The main implications are (1) that the oligotrophic gyres of the ocean, which at 70% of ocean surface represent the largest ecosystem on Earth, should no longer be considered oceanic deserts, as they support a vibrant food web supporting fish with a higher efficiency than coastal food webs do; (2) fish play a far more important role in the carbon budget of the ocean than previously thought, with the diel migrations of mesopelagic fish accelerating the downward transport of carbon required to sequester atmospheric CO2; (3) this large biomass in the ocean is largely unexploited, moreover the stock of mesopelagic fish is likely to be stronger than it was in the past as their main predators, such as tuna and swordfish are now overexploited; and (4) the large fish stock of mesopelagic fish is largely safe from fishing pressure, since they are extremely skilled as avoiding conventional fishing gear.

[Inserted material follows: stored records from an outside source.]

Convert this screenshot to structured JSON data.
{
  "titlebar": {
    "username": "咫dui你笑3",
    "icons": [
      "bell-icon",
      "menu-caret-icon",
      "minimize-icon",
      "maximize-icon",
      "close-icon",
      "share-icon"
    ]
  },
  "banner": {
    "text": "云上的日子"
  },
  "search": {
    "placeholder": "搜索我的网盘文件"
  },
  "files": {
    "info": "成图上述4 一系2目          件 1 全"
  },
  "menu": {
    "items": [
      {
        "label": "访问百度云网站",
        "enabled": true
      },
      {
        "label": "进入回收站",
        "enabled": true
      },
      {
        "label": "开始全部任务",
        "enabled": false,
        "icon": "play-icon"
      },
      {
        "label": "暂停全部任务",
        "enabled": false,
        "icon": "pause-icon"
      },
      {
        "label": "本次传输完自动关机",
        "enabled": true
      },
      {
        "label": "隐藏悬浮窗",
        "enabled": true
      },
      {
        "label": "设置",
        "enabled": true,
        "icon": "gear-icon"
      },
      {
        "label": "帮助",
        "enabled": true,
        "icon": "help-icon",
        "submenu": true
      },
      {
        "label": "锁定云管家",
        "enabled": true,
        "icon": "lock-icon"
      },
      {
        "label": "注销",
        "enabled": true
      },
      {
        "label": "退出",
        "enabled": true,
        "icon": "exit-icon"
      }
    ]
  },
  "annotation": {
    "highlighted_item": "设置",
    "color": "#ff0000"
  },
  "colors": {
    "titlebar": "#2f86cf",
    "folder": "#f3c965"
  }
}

Our ignorance on the abundance, biomass, ecology and biology of the extraordinary mesopelagic fish, the most abundant vertebrates on Earth, reveals how little we still know about the ecology of the open ocean. This offers an exciting invitation to explore the open ocean and contribute in the century of the oceans to better understand and conserve the jewel of our blue marble.
*This piece has been coauthored with Prof. Susana Agustí, coauthor of the research article, also at the UWA Oceans Institute and the School of Plant Biology, The University of Western Australia * References
_Irigoien, X., T. Klevjer, A. Røstad, U. Martinez, G. Boyra, J.L. Acuña, A. Bode, F. Echevarria, J.I. González-Gordillo, S. Hernandez-Leon, S. Agusti, D. Aksnes, C.M. Duarte, and S. Kaartvedt. 2014. Large Mesopelagic Fish Biomass and Trophic Efficiency in the Open Ocean. Nature Communications Nat. Commun. 5:3271 doi: 10.1038/ncomms4271.
Kaartvedt, S., Staby, A., & Aksnes, D. L. (2012). Efficient trawl avoidance by mesopelagic fishes causes large underestimation of their biomass. Mar Ecol Prog Ser, 456, 1-6._